Senate close to immigration deal, solves key issues

The U.S. Chamber of Commerce and the American Federation of Labor and Congress of Industrial Organizations (AFL-CIO), the largest labor federation in the country, reached an agreement on a guest-worker program on March 29, meaning that a final bill is now in the works of being written and agreed upon.

The bill will include an earned pathway to U.S. citizenship for an estimated 11 million undocumented immigrants, increased border security and ways for businesses to meet the need for both high-skilled and low-skilled workers.

“With the agreement between business and labor, every major policy issue has been resolved,” New York Democratic Senator Charles Schumer​ told NBC’s ‘Meet the Press,’ according to Reuters. “We’ve all agreed that we’re not going to come to a final agreement until we see draft legislative language and we agree on that.”

After much conflict between business and labor, legislature expects there to be a final draft of the new immigration bill so all eight senators in the group can review it.

“There are a few details yet,” Republican Senator Lindsey Graham of South Carolina told CNN’s ‘State of the Union’ program, according to Reuters. “But conceptually we have an agreement between business and labor, between ourselves that has to be drafted. It will be rolled out next week. I think we’ve got a deal.”

However, there are still a few issues to work out between legislature before the bill can be drafted. One of these issues is cost. That is, the price of securing the border is expensive. People involved in the talks are hopeful that the cost can be balanced with increased visa fees. But Republicans are more concerned about the burden undocumented workers could put on the nation’s entitlement structure, or the massive costs that are absorbed officially into the nation’s new healthcare system. The GOP is considering demanding that language be inserted into any bill to make it clear that 11 million new immigrants cannot get added onto the nation’s social safety net. Legislature calls this procedure a “pathway to status.”

This pathway to status could take more than two decades to reach, which is another source of debate among members of the Senate. According to Politico, under the House plan, it would take more than 10 years to get a green card, and the process requires paying back-taxes . Undocumented immigrants would also have to gain proficiency in English.

Some republicans said that a pathway toward U.S. citizenship would create “amnesty,” and attract even more undocumented immigrants into the United States.

However, some have voiced confidence that the “earned pathway” toward citizenship that they drafted will attract Republican support.
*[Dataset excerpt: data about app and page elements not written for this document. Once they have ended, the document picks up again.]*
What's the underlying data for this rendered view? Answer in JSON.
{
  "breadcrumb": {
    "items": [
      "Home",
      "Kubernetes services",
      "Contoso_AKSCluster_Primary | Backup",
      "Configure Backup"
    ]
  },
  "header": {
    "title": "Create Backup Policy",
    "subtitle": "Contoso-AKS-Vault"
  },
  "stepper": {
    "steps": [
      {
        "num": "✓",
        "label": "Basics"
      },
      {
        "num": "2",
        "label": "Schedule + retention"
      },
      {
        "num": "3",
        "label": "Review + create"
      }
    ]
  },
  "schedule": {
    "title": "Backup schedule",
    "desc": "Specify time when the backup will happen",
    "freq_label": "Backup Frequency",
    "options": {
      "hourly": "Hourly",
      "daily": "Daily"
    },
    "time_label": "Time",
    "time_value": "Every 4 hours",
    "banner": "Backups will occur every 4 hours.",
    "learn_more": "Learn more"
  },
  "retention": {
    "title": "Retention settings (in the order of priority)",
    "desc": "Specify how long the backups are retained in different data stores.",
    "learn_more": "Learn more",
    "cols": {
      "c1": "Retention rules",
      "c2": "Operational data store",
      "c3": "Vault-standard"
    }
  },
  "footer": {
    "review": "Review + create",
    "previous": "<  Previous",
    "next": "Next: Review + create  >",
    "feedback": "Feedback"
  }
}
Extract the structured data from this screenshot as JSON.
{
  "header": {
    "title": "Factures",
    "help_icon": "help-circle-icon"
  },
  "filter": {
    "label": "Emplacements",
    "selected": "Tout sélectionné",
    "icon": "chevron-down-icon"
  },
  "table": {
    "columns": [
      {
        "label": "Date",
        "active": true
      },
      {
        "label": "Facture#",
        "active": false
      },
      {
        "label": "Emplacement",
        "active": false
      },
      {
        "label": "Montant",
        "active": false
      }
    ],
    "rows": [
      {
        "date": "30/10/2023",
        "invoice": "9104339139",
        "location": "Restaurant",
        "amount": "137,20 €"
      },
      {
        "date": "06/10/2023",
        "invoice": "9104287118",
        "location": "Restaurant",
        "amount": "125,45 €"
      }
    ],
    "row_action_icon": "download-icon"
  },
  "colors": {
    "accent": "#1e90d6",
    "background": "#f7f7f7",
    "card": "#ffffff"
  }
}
“I hope that we can pull some Republicans our way,” Republican Senator Jeff Flake of Arizona told Reuters. “I think a number of them are with us already.”

Another problem that has caused some bumps in the road towards an agreement is the issue of a guest-worker program, which would include a new “W visa” for employers to petition for foreign workers in lesser-skilled, non-seasonal and non-agricultural occupations. Some fear that this would cause a huge boost in low-wage immigrants moving to the U.S. and taking away jobs from American citizens.

Still, after almost four years of debates over the immigration reform, Republican Senator Marco Rubio of Florida said the senators had made “substantial progress” on a deal.

“I’m encouraged by reports of an agreement between business groups and unions on the issue of guest workers,” Rubio said in a statement issued by his office. “I believe we will be able to agree on a legislative proposal that modernizes our legal immigration system, improves border security and enforcement and allows those here illegally to earn the chance to one day apply for permanent residency contingent upon certain triggers being met.”